● What you are asked to do:
Go through the records below line by line and report how many lines include "BDHQ", giving the number only.

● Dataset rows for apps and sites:
- - -
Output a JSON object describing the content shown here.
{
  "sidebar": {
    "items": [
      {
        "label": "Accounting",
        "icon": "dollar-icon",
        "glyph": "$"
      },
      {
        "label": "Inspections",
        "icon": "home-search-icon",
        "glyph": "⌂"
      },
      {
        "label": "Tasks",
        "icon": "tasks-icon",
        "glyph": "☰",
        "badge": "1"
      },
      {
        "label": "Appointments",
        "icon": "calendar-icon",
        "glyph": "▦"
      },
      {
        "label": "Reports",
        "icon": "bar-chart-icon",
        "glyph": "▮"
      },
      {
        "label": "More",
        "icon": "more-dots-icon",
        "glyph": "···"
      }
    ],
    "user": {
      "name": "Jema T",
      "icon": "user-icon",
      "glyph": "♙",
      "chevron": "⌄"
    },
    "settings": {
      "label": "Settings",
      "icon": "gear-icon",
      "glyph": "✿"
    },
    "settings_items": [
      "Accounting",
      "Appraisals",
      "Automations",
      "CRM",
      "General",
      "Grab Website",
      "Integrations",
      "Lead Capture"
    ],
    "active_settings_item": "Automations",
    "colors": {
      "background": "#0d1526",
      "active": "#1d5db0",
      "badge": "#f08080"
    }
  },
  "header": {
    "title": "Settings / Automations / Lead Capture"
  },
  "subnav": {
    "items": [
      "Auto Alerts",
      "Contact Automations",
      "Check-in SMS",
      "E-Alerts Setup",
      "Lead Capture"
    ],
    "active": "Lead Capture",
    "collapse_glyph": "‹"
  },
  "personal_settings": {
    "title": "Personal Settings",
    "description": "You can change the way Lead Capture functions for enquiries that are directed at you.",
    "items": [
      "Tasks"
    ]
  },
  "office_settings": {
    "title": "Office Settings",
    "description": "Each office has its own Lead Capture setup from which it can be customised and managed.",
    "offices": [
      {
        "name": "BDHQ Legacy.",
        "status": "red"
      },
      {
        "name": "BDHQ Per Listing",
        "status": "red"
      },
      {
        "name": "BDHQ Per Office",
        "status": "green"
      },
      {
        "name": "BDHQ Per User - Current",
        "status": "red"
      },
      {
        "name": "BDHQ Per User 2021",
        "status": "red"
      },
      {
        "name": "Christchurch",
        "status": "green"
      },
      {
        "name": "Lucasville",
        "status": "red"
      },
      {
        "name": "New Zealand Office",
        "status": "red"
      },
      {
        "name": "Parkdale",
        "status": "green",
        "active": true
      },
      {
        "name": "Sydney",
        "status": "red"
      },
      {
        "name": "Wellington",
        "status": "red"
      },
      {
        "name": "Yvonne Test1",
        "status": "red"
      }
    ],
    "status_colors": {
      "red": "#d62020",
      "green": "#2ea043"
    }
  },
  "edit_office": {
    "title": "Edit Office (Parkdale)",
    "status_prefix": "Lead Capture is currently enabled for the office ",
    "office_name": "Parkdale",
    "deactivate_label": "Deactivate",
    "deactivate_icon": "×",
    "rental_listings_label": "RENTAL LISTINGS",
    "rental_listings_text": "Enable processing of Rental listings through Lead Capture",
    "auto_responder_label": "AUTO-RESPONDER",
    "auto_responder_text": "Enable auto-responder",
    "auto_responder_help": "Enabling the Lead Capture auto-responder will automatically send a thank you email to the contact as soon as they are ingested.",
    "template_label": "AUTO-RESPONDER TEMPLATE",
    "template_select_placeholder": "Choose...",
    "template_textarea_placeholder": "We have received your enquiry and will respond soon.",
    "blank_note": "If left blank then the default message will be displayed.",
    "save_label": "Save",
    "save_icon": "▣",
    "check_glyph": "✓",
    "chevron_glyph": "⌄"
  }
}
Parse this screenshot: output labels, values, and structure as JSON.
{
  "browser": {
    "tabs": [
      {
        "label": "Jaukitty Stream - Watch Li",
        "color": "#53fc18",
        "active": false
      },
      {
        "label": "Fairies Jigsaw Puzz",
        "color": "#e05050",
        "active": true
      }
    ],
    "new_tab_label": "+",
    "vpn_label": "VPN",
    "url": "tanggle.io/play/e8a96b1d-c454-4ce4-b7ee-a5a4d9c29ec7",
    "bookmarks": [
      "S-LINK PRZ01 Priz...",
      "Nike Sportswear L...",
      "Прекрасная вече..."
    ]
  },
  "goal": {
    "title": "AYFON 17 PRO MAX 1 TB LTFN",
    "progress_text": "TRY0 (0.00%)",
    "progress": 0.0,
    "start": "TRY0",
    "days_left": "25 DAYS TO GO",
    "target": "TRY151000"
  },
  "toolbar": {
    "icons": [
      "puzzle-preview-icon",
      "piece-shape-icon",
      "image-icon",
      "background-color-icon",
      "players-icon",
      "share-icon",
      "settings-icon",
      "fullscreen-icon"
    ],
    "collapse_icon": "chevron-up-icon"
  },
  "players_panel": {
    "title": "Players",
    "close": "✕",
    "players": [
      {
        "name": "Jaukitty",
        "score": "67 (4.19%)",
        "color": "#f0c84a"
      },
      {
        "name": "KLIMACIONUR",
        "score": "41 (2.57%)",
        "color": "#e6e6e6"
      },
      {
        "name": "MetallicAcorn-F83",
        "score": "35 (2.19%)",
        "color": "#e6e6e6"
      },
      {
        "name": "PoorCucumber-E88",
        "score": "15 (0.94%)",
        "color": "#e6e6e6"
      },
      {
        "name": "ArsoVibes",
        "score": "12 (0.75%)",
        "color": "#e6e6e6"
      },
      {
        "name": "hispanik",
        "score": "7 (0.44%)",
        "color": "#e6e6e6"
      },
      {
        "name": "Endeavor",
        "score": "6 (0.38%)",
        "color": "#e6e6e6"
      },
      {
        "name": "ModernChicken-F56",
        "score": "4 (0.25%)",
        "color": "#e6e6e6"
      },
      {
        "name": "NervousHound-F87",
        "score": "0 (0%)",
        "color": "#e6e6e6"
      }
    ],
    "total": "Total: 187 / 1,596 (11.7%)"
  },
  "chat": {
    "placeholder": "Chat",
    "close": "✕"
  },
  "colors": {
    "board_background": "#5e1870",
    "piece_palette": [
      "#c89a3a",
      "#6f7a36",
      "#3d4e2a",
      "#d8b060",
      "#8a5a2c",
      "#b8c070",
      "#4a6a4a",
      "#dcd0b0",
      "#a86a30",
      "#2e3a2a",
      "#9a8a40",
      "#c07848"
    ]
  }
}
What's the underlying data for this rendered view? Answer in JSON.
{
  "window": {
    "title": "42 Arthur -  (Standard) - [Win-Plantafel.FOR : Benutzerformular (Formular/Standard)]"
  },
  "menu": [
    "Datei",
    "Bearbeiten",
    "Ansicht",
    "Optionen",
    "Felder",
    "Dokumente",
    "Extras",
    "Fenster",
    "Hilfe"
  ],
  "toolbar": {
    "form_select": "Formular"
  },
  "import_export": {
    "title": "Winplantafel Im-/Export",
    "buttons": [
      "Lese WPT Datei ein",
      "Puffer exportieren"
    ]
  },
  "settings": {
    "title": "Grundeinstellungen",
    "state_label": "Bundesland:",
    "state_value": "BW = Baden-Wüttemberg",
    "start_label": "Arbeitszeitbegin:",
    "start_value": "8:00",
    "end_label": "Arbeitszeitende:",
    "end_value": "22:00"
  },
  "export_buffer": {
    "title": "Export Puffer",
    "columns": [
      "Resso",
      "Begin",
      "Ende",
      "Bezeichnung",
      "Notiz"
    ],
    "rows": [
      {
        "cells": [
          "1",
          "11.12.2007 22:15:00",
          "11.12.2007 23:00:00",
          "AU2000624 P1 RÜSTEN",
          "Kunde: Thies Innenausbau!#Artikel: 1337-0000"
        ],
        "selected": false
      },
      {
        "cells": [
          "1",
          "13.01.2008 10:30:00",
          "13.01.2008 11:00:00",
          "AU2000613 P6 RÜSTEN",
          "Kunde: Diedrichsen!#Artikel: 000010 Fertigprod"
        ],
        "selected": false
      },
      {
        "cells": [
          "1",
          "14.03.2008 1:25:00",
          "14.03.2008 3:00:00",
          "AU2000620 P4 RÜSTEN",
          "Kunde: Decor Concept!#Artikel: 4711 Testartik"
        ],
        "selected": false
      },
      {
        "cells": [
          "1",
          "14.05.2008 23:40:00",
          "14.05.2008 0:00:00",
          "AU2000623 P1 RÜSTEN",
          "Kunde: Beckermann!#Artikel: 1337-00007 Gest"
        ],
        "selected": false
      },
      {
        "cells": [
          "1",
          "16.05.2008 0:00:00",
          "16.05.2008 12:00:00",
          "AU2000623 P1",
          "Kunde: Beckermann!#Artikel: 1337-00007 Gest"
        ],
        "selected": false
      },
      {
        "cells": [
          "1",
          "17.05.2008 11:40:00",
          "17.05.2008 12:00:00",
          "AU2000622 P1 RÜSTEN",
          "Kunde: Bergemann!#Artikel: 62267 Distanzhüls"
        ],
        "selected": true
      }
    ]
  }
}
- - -
● Task result:
5